Try it
Drop every picture, then print the rest of the listing exactly as given.

Data supplied
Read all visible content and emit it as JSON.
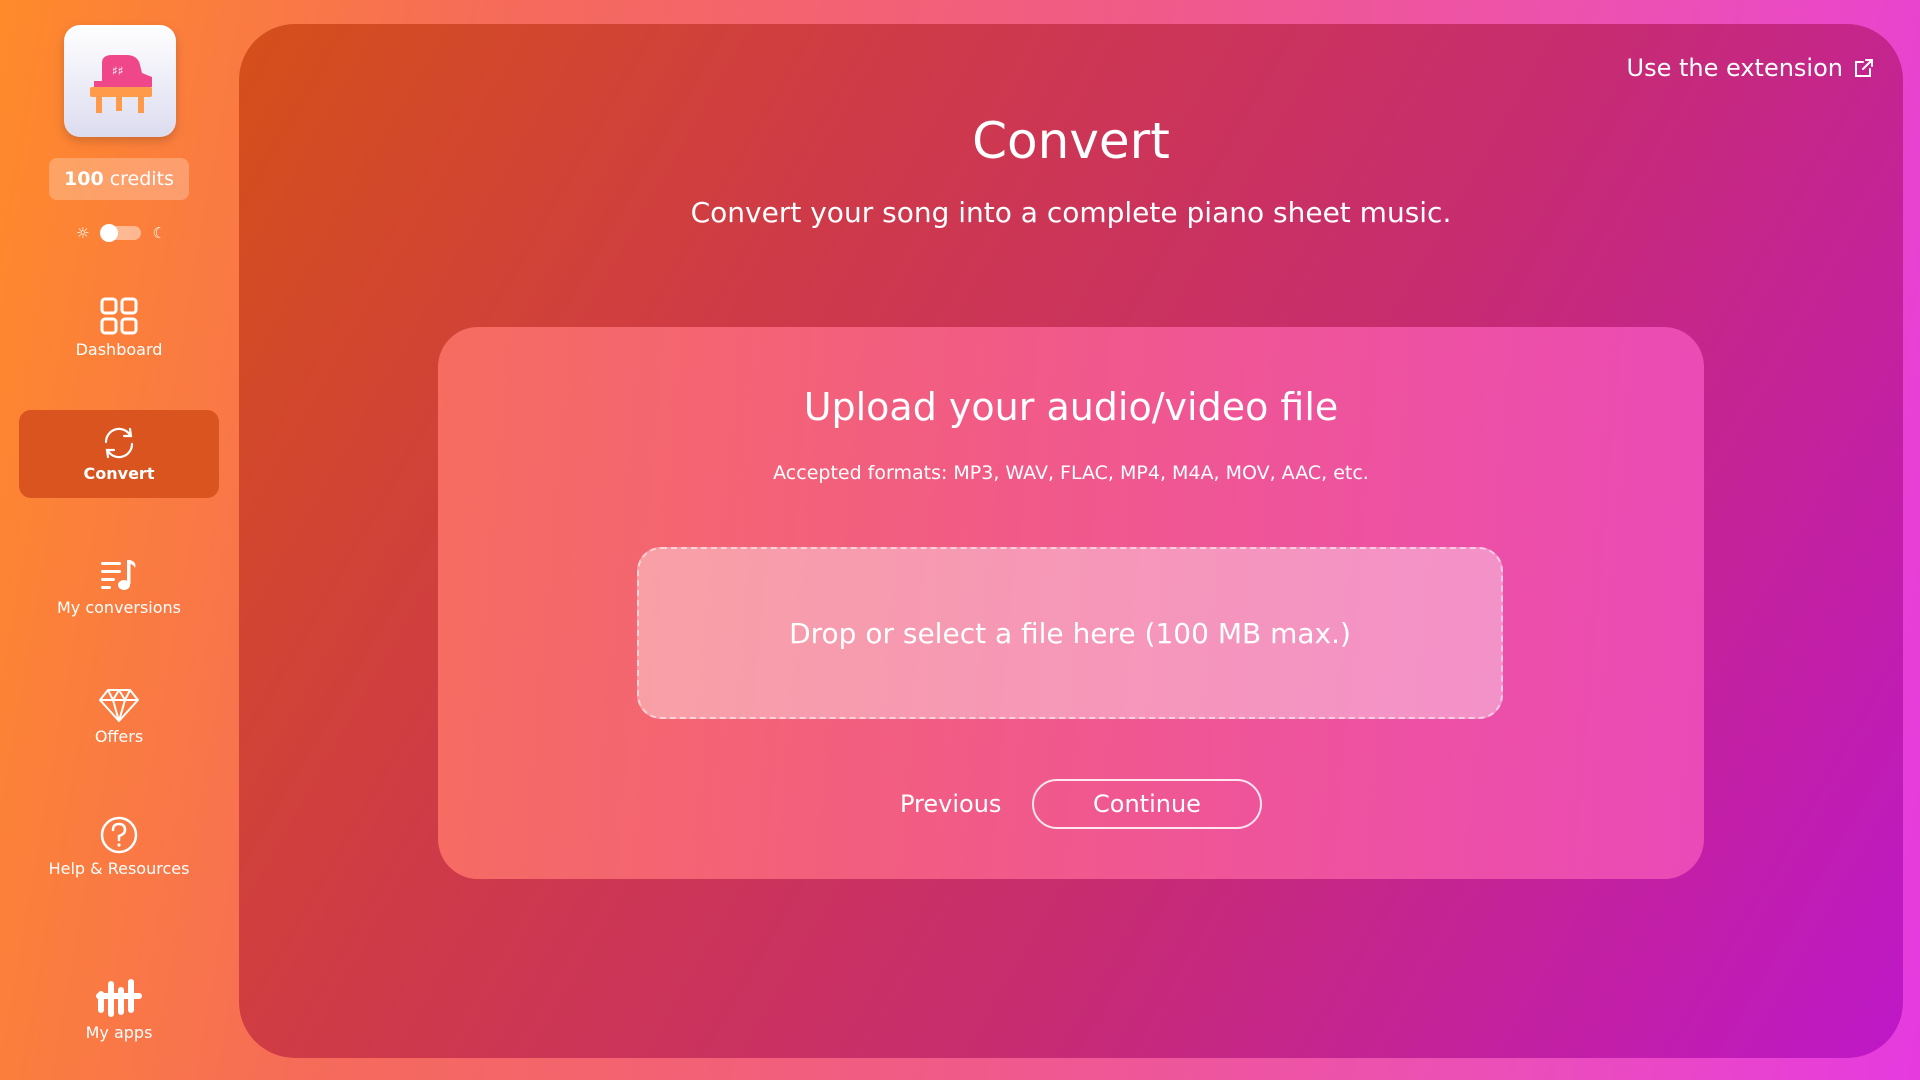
{
  "sidebar": {
    "logo_icon": "piano-logo-icon",
    "credits": {
      "amount": "100",
      "label": "credits"
    },
    "theme": {
      "light_icon": "sun-icon",
      "dark_icon": "moon-icon"
    },
    "items": [
      {
        "label": "Dashboard",
        "icon": "grid-icon"
      },
      {
        "label": "Convert",
        "icon": "refresh-icon",
        "active": true
      },
      {
        "label": "My conversions",
        "icon": "music-list-icon"
      },
      {
        "label": "Offers",
        "icon": "diamond-icon"
      },
      {
        "label": "Help & Resources",
        "icon": "question-icon"
      },
      {
        "label": "My apps",
        "icon": "apps-logo-icon"
      }
    ]
  },
  "header": {
    "extension_link": "Use the extension",
    "title": "Convert",
    "subtitle": "Convert your song into a complete piano sheet music."
  },
  "upload": {
    "title": "Upload your audio/video file",
    "formats": "Accepted formats: MP3, WAV, FLAC, MP4, M4A, MOV, AAC, etc.",
    "dropzone": "Drop or select a file here (100 MB max.)",
    "previous": "Previous",
    "continue": "Continue"
  },
  "colors": {
    "active_nav": "#d9541e",
    "accent_orange": "#ff8a2a",
    "accent_magenta": "#e63ae0"
  }
}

Solved exercise
Read all visible content and emit it as JSON.
{
  "sidebar": {
    "logo_icon": "piano-logo-icon",
    "credits": {
      "amount": "100",
      "label": "credits"
    },
    "theme": {
      "light_icon": "sun-icon",
      "dark_icon": "moon-icon"
    },
    "items": [
      {
        "label": "Dashboard",
        "icon": "grid-icon"
      },
      {
        "label": "Convert",
        "icon": "refresh-icon",
        "active": true
      },
      {
        "label": "My conversions",
        "icon": "music-list-icon"
      },
      {
        "label": "Offers",
        "icon": "diamond-icon"
      },
      {
        "label": "Help & Resources",
        "icon": "question-icon"
      },
      {
        "label": "My apps",
        "icon": "apps-logo-icon"
      }
    ]
  },
  "header": {
    "extension_link": "Use the extension",
    "title": "Convert",
    "subtitle": "Convert your song into a complete piano sheet music."
  },
  "upload": {
    "title": "Upload your audio/video file",
    "formats": "Accepted formats: MP3, WAV, FLAC, MP4, M4A, MOV, AAC, etc.",
    "dropzone": "Drop or select a file here (100 MB max.)",
    "previous": "Previous",
    "continue": "Continue"
  },
  "colors": {
    "active_nav": "#d9541e",
    "accent_orange": "#ff8a2a",
    "accent_magenta": "#e63ae0"
  }
}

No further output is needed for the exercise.